The world was large, larger not only than what we’d known before but larger than anything it had been before. And it was large in new ways. In the old Hieron, a big place was wide or it was tall. But we’d learned that this place was deep. We’d regularly find new creatures and cultures in the branches we already knew well. How could we trust that we had not missed something important in a place like this?
For the adventurous sort, those who followed in the footsteps of those who founded the modern University settlement, this was a plus. But for those whose task was to catalog, study, and explain the Rhizome, this was an ache that never dulled.
“It’s made setting up our beat desks that much harder,” said Marisol Sweetwater, then editor, now publisher of The New Current. “We have to constantly ask ourselves questions that back in Rosemerrow would’ve been given. What does ‘Local News’ mean in a place where a whole civilization can just show up under some giant petal you never flipped over?”

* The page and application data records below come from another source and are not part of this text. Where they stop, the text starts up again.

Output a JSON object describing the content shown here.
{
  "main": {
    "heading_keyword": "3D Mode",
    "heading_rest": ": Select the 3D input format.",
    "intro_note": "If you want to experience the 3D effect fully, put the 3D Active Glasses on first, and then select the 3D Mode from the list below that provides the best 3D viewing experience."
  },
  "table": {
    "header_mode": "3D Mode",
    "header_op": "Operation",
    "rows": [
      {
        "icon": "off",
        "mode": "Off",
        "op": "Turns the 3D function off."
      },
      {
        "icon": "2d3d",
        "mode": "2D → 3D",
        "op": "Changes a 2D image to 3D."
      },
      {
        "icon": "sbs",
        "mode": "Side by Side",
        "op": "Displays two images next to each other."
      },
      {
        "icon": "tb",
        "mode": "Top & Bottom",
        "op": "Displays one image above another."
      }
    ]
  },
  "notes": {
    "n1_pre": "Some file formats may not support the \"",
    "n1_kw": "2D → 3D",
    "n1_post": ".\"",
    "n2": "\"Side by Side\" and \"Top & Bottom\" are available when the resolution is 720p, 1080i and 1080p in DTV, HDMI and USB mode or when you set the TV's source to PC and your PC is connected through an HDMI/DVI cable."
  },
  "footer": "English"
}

The Rhizome was not simply vast, it was vasting, endlessly growing. And in the face of that, stability became the chief, communal referent. Even those who prefered the world this way, who were eager to turn leaves over for the rest of their lives, had their own exploits reframed in the popular rhetoric of cataloguing and mastery. One might take to the long branch to explore, but when their stories reached home, it was as proof that the Rhizome could be explored—routed, mapped, finally put to rest.
Who knows why the discourse shifted like this. Some suggest it’s because of a generic fear of the unknown. Maybe it was because it was what we already knew. Or, perhaps, it was because deep down we knew that there was only one way left for us to “settle” the world and make it knowable again, and we feared that possibility as much as we desired it.
-An Excerpt from The Last Days The We Had: A Narrative Catalogue of Hieron, End Apparent, Pt. 2 by Alonzo Victor Devareaux van der Dawes